One other interesting thing is that using a view camera opens up his subjects in a way that a digital camera never would be able to do. He stated that people relate to him in a completely different manner with the antique camera... I can't remember it's name now... but they really come alive when they see the old camera with the tripod and everything. It's a welcome change from the standard Nikon digital they're used to seeing.
Fast Company has an interesting article on how big slow-moving companies are hiring small agencies and creative shops like Strawberry-Frog and Thunderdog Studios in a quest for finding what is cool. The author looks at this trend as if it's a bad thing, but how different is it from hiring a management consulting firm to swoop in and "re-structure", or hiring IDEO to design a product...
Silverstein & Fiske write about trading up as the greatest thing to ever happen to marketing, while David Brooks and James Twitchell take an amusing and satirical look on it all. While both views offer an entertaining read, I never thought Silverstein/Fiske's phrase "trading up" would be pushed into the consumer lexicon as an executional element.
And if the phrase is going to be used, who would've thought it would be Quilted Northern bath tissue? (click "view latest TV commercial" - bottom right area). Their latest ad opens on a young busy female taking a fancified Starbucks drink to go with the Quilted Northern mascots looking approvingly on, then we see her receiving highlight recommendations from what looks to be an expensive stylist. Next, we see her in the toilet paper aisle. An announcer then comes on the speaker system, "...attention Kate, choose Quilted Northern ultra. You trade up for everything else, why not your bath tissue?"
Regardless of other flaws in the ad, the connection between Starbucks-expensive haircut-nice toilet paper kinda makes sense to me, but what does the average person think of it? Toilet paper can be the source of emotional debates from time to time, and kudos to the planners for seeing the potential here and leading the strategy down the trading up road. Just seems a little odd to execute using that language... let's see if other brands start jumping on the bandwagon as consumers begin to understand what it means. Another feminine product already has with it's "upgradeville" campaign.
I look forward to the weekly Words & Pictures email.
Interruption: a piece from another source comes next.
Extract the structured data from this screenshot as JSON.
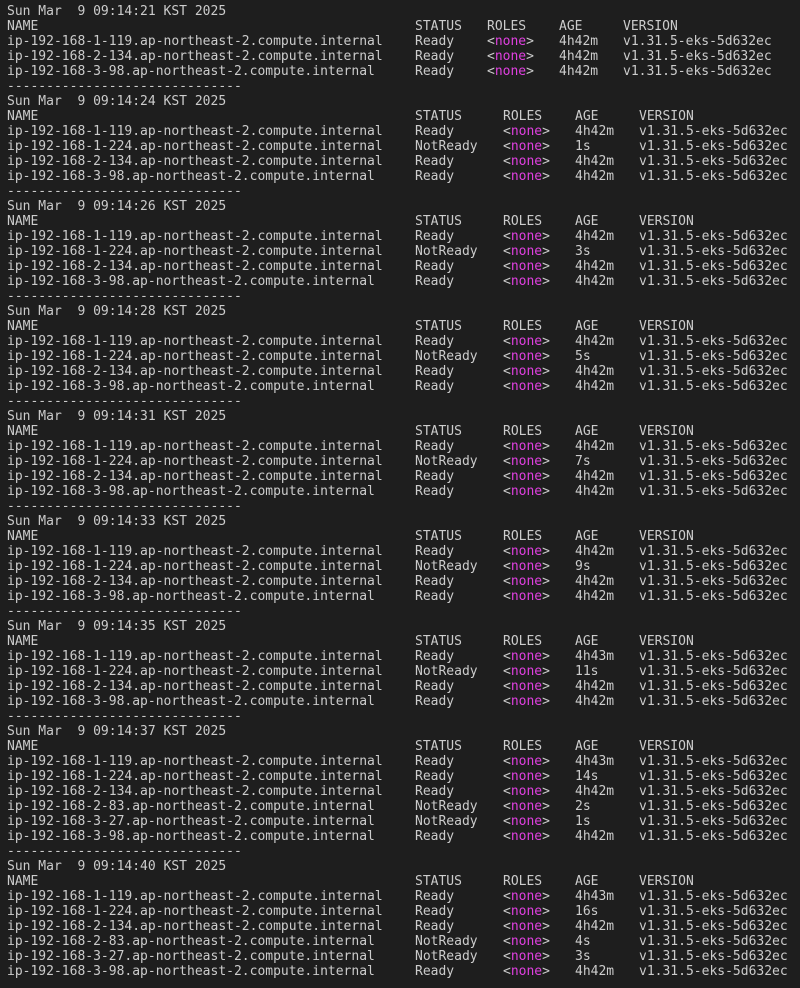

It's written by Jamie and Graham, a creative team at an undisclosed agency, and they are right-on in their satire of many agency situations. This week, Jamie and Graham artfully tackle the AOL customer service fiasco.
Not sure where I heard this piece of being-a-junior advice from, it may be a compilation of reading and talking to other planners. Apologies if it's yours, I did a brief search but couldn't find it. Whups, just said sorry there... that's the last time
Never say sorry, never explain Saying "sorry", "my bad", "it won't happen again", "whups", "sorries", etc... these are all just strictly talking things, and not much good comes out of saying them. It wastes busy people's time to hear the excuse that ____ didn't happen, was off the mark, whatnot. Screw-ups are inevitable. Use that saved talking time to get on with finding a solution.
Update, 7/13: after some email conversations, I realize the story that was here was awful, so it's gone. for good.
Yep, that's right. I had to find this to believe it. NPR has a good piece on the story, too, with this gem of a poem: "Ashes to ashes, dust to dust. Another Cubs season already went bust."
This could be a popular thing for fanatical Cubs, Yankees, and Red Sox faithful. But for the Devil Rays? The Brewers? hmmm... makes me think that sports is a much bigger deal in this country than I thought, or maybe they know something I don't.